Startups need budgets, at their very core, to make sure they set up properly and get going with a good eye for their profit margin.
The more money you save during the foundation of your business, the more resources you have to put to use during the first 6 months to a year, which is when the biggest and heftiest problems are likely to occur for a small business.
And according to research, a lot of potential problems can be piled onto an owner’s plate. Knowing your market, finding your customer base, becoming a part of your local business economy etc. Which is why a good budget is needed. But what is the mark of a good budget? How do you properly budget for your startup plans? Check out a few of the tips below.

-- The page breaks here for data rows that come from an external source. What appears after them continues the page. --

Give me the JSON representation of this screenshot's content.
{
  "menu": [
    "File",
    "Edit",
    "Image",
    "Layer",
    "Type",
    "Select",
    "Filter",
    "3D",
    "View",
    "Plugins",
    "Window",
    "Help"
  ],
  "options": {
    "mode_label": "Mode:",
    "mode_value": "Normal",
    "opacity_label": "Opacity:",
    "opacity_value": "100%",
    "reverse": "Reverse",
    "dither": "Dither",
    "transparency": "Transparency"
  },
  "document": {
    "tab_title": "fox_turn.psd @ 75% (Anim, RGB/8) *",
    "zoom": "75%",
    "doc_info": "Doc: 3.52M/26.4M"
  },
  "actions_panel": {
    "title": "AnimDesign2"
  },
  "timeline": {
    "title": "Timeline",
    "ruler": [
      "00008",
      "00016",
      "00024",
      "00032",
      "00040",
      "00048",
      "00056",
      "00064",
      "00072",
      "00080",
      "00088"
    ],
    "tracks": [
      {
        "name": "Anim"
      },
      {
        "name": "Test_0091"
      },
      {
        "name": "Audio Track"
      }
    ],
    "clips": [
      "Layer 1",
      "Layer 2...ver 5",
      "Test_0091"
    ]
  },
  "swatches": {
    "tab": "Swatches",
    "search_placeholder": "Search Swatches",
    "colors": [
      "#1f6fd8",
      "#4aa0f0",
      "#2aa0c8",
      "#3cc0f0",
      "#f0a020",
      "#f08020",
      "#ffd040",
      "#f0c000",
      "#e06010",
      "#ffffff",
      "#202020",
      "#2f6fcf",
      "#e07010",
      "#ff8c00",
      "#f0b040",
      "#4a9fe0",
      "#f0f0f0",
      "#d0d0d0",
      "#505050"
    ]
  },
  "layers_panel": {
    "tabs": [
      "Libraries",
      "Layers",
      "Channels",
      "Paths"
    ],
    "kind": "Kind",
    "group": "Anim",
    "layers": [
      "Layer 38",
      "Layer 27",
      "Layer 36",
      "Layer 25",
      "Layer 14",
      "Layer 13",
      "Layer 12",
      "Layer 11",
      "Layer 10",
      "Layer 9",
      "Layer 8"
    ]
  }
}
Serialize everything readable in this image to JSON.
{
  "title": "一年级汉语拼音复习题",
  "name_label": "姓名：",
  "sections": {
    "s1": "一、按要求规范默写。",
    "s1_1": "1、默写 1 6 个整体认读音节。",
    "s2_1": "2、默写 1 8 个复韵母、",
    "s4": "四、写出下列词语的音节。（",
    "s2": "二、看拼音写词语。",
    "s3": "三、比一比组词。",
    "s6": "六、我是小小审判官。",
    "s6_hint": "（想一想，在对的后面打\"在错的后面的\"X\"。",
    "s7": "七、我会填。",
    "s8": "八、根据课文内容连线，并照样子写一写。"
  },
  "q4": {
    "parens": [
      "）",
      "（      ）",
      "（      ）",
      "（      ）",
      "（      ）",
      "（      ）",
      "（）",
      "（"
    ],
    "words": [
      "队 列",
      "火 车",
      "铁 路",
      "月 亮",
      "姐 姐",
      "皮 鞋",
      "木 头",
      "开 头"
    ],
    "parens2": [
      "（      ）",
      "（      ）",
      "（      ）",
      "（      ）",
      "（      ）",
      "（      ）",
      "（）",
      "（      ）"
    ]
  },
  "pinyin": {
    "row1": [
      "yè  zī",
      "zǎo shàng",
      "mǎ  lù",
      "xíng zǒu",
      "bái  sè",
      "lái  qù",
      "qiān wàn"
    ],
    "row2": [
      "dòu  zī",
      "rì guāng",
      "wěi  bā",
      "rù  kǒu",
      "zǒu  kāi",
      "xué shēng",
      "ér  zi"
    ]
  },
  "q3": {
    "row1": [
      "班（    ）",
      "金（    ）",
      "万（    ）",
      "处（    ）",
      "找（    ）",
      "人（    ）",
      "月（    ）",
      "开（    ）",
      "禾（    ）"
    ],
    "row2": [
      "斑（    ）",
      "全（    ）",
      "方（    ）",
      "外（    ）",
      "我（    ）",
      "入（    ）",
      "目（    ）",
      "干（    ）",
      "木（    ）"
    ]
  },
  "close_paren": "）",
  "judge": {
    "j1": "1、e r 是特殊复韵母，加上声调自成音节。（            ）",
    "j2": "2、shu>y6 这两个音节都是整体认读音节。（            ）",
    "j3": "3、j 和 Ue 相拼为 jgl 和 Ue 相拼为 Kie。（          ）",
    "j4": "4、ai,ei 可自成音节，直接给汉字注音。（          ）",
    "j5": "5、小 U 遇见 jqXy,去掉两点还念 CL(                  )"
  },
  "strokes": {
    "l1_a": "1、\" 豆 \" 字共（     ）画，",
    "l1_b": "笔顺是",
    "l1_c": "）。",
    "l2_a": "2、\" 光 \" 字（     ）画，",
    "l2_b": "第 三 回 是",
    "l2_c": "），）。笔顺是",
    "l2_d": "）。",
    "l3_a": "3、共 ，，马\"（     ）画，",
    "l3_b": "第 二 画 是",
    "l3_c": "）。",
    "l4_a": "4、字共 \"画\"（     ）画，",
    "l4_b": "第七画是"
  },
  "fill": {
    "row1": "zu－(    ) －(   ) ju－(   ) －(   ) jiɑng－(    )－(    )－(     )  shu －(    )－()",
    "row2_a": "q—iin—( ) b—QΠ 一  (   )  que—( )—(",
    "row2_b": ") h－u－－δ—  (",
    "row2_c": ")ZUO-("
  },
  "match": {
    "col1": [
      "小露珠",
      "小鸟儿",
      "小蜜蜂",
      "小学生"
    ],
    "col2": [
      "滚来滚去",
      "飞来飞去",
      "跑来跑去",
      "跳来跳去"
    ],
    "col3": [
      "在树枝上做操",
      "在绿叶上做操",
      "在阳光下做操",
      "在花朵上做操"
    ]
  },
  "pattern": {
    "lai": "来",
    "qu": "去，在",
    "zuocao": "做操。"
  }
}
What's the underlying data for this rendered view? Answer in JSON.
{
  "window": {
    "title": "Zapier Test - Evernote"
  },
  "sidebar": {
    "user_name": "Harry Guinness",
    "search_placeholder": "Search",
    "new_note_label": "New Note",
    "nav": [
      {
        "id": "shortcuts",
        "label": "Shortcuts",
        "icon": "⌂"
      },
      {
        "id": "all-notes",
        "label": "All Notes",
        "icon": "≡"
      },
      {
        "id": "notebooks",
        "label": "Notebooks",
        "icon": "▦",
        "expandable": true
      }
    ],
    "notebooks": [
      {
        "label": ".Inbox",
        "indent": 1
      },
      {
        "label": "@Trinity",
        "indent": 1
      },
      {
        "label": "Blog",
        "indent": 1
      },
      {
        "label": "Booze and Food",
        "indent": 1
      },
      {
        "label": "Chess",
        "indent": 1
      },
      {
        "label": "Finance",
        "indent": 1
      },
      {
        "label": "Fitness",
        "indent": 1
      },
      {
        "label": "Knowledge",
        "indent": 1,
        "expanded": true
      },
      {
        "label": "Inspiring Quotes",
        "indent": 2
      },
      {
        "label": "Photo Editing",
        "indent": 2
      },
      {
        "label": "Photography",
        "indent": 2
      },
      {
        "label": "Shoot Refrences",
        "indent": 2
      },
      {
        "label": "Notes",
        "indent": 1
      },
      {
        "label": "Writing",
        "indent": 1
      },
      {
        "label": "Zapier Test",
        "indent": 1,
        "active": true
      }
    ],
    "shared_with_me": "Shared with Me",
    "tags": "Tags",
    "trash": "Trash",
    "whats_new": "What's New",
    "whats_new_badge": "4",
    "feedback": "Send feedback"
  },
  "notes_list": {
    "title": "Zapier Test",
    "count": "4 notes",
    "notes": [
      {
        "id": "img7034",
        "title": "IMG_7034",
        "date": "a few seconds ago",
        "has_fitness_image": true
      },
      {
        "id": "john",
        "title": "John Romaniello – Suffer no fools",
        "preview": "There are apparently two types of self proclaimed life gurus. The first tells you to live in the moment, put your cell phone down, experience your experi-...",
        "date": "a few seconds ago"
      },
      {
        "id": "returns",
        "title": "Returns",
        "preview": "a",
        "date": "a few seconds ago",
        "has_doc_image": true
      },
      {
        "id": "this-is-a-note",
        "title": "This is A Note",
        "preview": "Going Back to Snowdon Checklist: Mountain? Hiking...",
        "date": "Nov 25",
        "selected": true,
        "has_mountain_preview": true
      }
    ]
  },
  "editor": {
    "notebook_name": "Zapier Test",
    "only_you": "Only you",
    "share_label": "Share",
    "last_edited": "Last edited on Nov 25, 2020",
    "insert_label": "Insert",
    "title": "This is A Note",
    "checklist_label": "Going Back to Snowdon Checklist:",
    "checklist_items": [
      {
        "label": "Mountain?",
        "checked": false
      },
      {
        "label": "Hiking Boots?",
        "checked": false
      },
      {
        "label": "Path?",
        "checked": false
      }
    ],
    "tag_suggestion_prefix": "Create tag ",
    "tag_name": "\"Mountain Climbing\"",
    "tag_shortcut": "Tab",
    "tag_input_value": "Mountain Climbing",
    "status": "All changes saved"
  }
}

Know What You Need for Opening Day
The day you open your doors to the public, and start accepting customers, needs to be a huge milestone in your startup budget. You need to make sure you’ve forked out for the costs that are going to be most pertinent on day one, and then you can work out a budget beyond this.
So you’re going to need to know the costs of renting the office or the shop you’re using, what the warehouse is going to cost you (if you need to use one), what the necessary furniture (such as rails and shelves and the sales counter) and equipment costs are going to add up to, and ultimately, you’re going to need to budget for set up fees and bringing in a professionals to work for you, such as an accountant and any other employees you’ll be needing to operate efficiently.
Know the Transaction Costs
You need customers to pay for your products or services, but you’re going to have to pay for the right, and equipment, to do so. So before you get your budget together, make sure you know the cost of a credit card machine at the very least.
You don’t want to be wasting your precious time and money with transaction options that don’t cater for every kind of customer that comes through your store. And whilst it might seem cheaper on your behalf to only accept cash as payment for the foreseeable future, it’s actually going to help turn away the bulk of customers that roam up and down the high street.
Know What Expenses are Fixed
If you’re going to be paying for rent and bills and utilities every month in your main operation location (excluding online sales), find out if these costs are going to be the same (or a similar) amount each payment. Once you know the bulk expense, you can better budget for the more variable costs on top of them.
Budgeting for a startup doesn’t have to be hard, as long as you know how to go about it properly, and remember that your budget is going to have to be flexible over the coming months.